Abuse survivors in Scotland must not be forced to sacrifice their legal rights to protect the very organisations which allowed abuse to take place in the past, lawyers said today.
Kim Leslie, spokeswoman for the Association of Personal Injury Lawyers (APIL) and partner at Digby Brown was commenting ahead of debate about the Redress for Survivors (Historical Child Abuse in Care) (Scotland) Bill in the Scottish Parliament tomorrow (Thursday).
"As it stands, survivors of abuse who seek redress through the new scheme will have to waive their legal right to compensation afterwards," said Ms Leslie. “This, apparently, is to give the organisations where abuse has taken place an incentive to fund the new scheme.
“But many survivors will not be aware until it is too late that the new redress scheme, while well-intended, will not always necessarily be their best option of receiving the compensation they need to help rebuild their shattered lives.

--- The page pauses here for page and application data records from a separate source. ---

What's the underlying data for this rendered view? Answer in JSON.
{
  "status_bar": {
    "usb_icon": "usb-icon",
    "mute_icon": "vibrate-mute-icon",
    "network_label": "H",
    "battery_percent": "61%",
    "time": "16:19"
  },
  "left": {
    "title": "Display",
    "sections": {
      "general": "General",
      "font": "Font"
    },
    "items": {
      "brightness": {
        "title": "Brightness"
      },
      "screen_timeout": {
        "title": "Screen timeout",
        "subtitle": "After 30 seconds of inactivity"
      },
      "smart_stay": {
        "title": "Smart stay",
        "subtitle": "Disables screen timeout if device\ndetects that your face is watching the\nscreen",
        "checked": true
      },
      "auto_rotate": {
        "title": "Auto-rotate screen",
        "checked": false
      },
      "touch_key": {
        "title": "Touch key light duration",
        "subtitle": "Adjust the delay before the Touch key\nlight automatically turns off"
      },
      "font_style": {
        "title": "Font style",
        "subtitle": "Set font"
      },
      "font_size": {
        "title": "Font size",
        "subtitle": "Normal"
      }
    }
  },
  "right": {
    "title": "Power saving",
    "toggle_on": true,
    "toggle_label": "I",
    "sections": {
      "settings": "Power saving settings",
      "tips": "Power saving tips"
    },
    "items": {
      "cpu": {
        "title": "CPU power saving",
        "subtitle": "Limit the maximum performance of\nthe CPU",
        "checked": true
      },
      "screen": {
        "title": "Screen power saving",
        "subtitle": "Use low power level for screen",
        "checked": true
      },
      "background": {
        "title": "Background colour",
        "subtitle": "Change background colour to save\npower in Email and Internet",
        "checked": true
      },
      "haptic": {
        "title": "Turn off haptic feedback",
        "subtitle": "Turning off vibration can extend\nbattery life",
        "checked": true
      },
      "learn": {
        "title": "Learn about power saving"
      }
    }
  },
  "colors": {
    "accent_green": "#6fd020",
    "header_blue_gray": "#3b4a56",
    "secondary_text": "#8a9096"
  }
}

"Childhood abuse can have a lifelong effect, with some survivors finding themselves unable to maintain relationships, or hold down jobs because of the trauma they suffered,” she said.
"Even the maximum £100,000 payment available under the scheme may be nowhere near the appropriate amount of compensation for some survivors. You cannot heal from childhood trauma of this nature in the same way as if you’d broken a wrist or ankle. Finding the courage to seek redress in the first place is difficult enough. To then find you are expected to sign away your legal rights is unfair and unjust."